The state of Ohio may belong to the Browns and Bengals but the city of Canton certainly belongs to Steeler Nation.
If you’ve never been to the Pro Football Hall of Fame, it’s something that belongs on any sports fans’ Bucket List. It may not hold the almost mythic reverence associated with Cooperstown but as someone who enjoys frequenting museums of all types, it’s an experience second to none. Of course, the highlight is the collection of busts representing each inductee. Doesn’t hurt that you can’t take three steps in that room without coming across a member of the Pittsburgh Steelers.
Most of the Steelers in the Hall come from the Steel Dynasty of the 1970s. There have been a few more members of the Black and Gold enshrined since then but generally speaking we have yet to get to the guys responsible for our most recent run of glory. Until now, that is. And how fitting that the first man inducted from this era is Jerome Bettis.
The Bus is a beloved figure here in Pittsburgh, as much for his affable personality as his bruising running style. He was obviously a special talent but his presence here in the Steel City was a rare confluence of a player’s style meshing perfectly with the attitude of the town he plays for. Steeler fans love hard nosed football and they love having fun. Jerome Bettis spent is career doing both.
Or, rather, he spent his career in Pittsburgh doing both. Almost forgotten – although certainly not by him, as anybody who read his autobiography or who caught the line “I got traded to Pittsburgh, and the love came back” in yesterday’s speech – was he started with the (then) Los Angeles Rams. People often talk about the Herschel Walker trade in terms of being one of the most lopsided deals in NFL history but consider the Steelers got the 6th leading rusher in NFL history for the bargain price of a second and fourth round pick (and got a third rounder back, to boot).
No wonder Bettis made sure to give a shout out to team patriarch Dan Rooney by saying, “Mr. Rooney, thank you for believing in me. For seeing the person I am first, & the football player second.”
The Bus’s career stalled with the Rams but flourished here in Pittsburgh. Once he arrived, he rewarded the faith Mr. Rooney and Bill Cowher placed in him by ripping off six consecutive 1,000 yard seasons. Which isn’t to say it was all smooth sailing. One of the great ironies is the team made the Super Bowl the year before arrived in 1996 – and would’ve won it had they not trusted bought-off-by-Jerry-Jones Neil O’Donnell and called two idiotic pass plays when they were tearing through the Cowboys on the ground – thanks in large (no pun intended) to the bruising running of Bam Morris. Morris imploded that off-season, getting busted for drugs which ultimately derailed his entire career, and led to the Steelers making the trade for Bettis.
After Bettis arrived, the team had plenty of success but another Super Bowl appearance eluded them both until what would turn out to be his final season.
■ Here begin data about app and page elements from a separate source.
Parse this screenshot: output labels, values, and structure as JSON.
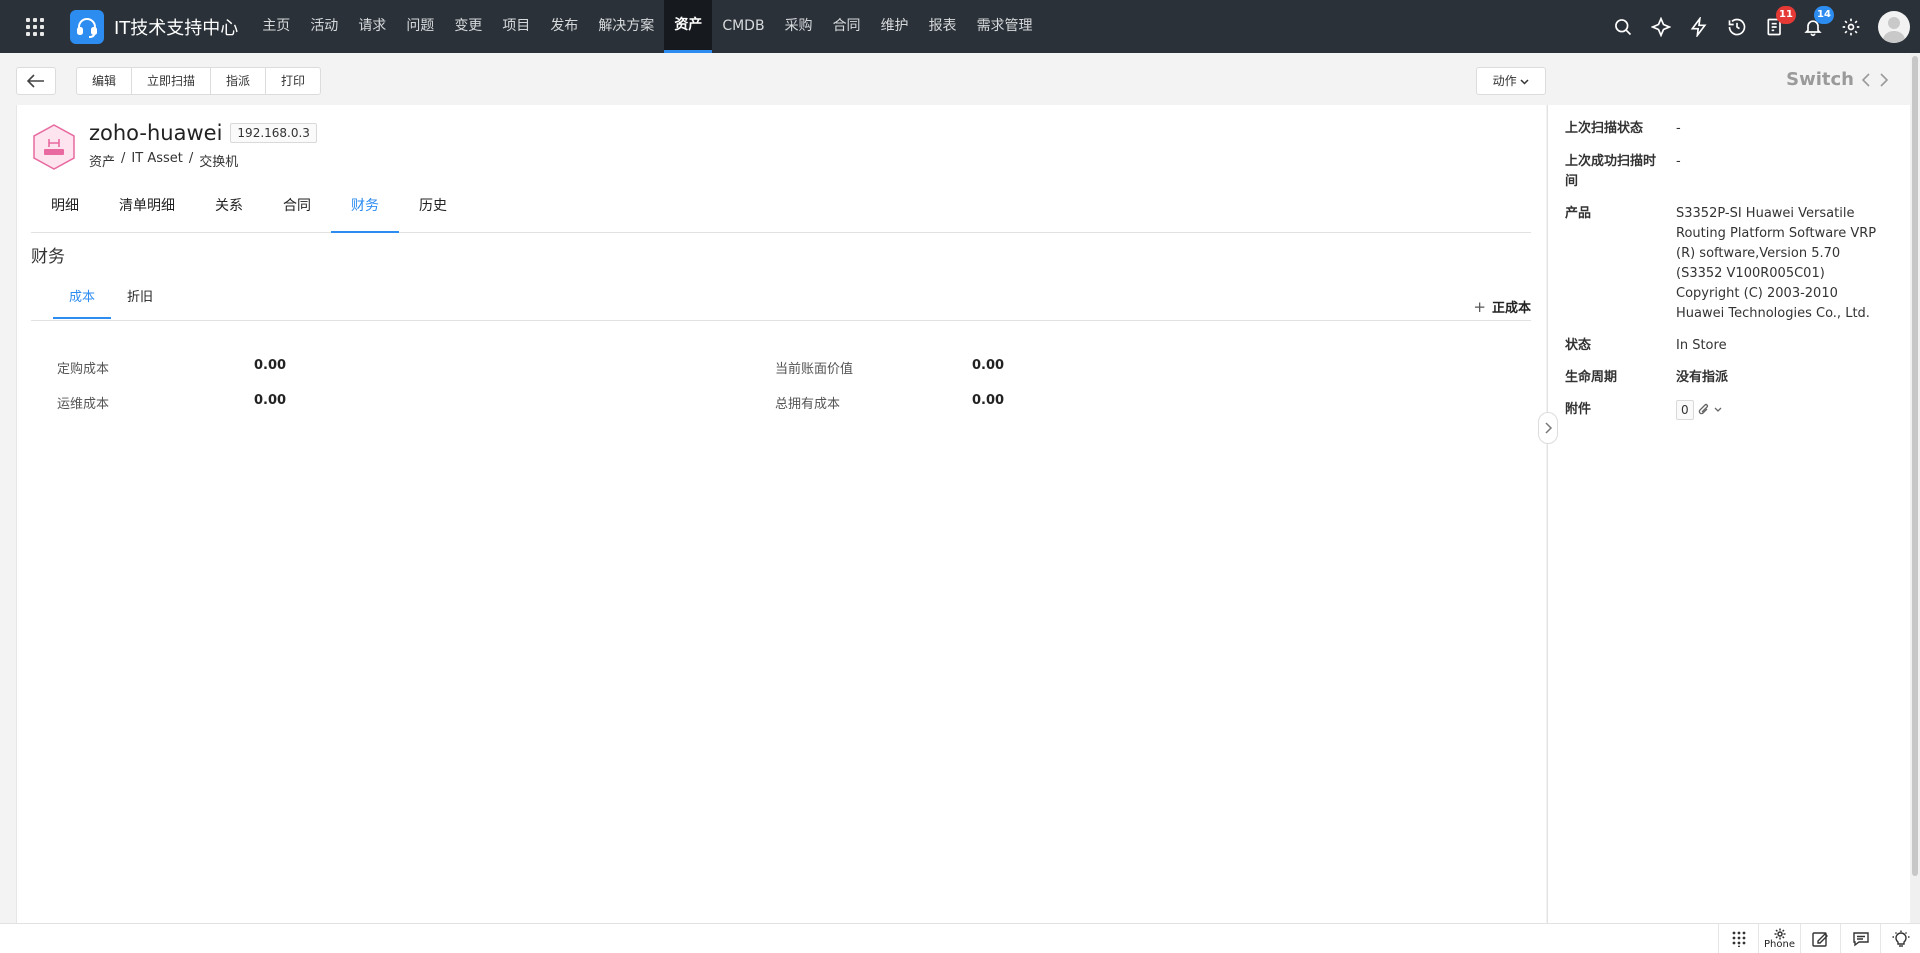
{
  "header": {
    "brand": "IT技术支持中心",
    "nav": [
      "主页",
      "活动",
      "请求",
      "问题",
      "变更",
      "项目",
      "发布",
      "解决方案",
      "资产",
      "CMDB",
      "采购",
      "合同",
      "维护",
      "报表",
      "需求管理"
    ],
    "active_nav": "资产",
    "todo_badge": "11",
    "notification_badge": "14"
  },
  "toolbar": {
    "edit": "编辑",
    "scan_now": "立即扫描",
    "assign": "指派",
    "print": "打印",
    "actions": "动作",
    "switch": "Switch"
  },
  "asset": {
    "name": "zoho-huawei",
    "ip": "192.168.0.3",
    "breadcrumb": [
      "资产",
      "/",
      "IT Asset",
      "/",
      "交换机"
    ]
  },
  "tabs": [
    "明细",
    "清单明细",
    "关系",
    "合同",
    "财务",
    "历史"
  ],
  "active_tab": "财务",
  "finance": {
    "title": "财务",
    "subtabs": [
      "成本",
      "折旧"
    ],
    "add_cost": "正成本",
    "fields": {
      "purchase_cost_label": "定购成本",
      "purchase_cost_value": "0.00",
      "ops_cost_label": "运维成本",
      "ops_cost_value": "0.00",
      "book_value_label": "当前账面价值",
      "book_value_value": "0.00",
      "tco_label": "总拥有成本",
      "tco_value": "0.00"
    }
  },
  "side": {
    "last_scan_status_label": "上次扫描状态",
    "last_scan_status_value": "-",
    "last_success_scan_label": "上次成功扫描时间",
    "last_success_scan_value": "-",
    "product_label": "产品",
    "product_value": "S3352P-SI Huawei Versatile Routing Platform Software VRP (R) software,Version 5.70 (S3352 V100R005C01) Copyright (C) 2003-2010 Huawei Technologies Co., Ltd.",
    "status_label": "状态",
    "status_value": "In Store",
    "lifecycle_label": "生命周期",
    "lifecycle_value": "没有指派",
    "attachment_label": "附件",
    "attachment_count": "0"
  },
  "bottom": {
    "phone": "Phone"
  },
  "colors": {
    "topbar": "#2a3138",
    "accent": "#2d8cf0",
    "badge_red": "#e53935"
  }
}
That final season would feature three of the four most memorable moments in his career (the fourth being the infamous Thanksgiving Coin Flip Fiasco). Despite basically losing his starting job to Fast Willie Parker, Bettis posted a 101 yard 2 TD performance in a crucial Week 14 game against the Bears that was highlighted by his epic goal line trucking of Brian Urlacher. A few weeks later, he (literally) gave Steeler Nation a heart attack when he fumbled in a Divisional Playoff game against the heavily favored Colts, only to be saved by the tackling skills of Ben Roethlisberger and a rare miss by kicker Mike Vanderjagt. Then in his final game, Super Bowl XL in his hometown of Detroit, he had the other big run, a key 12 yard rumble that ultimately iced the game.
Jerome Bettis was a favorite of many Steelers fans and I continue to wear his #36 jersey proudly to this day. If his popularity in the city long after his retirement doesn’t speak to his impact then perhaps the fact every year in draft previews the Steelers are nearly always associated with a college back who is described as “Bettis-like.” There won’t be another Bus. Thanks for the ride, Mr. Bettis. You got us where we wanted to go and now with your journey complete, it seems you’ve finally gotten off at the last stop yourself.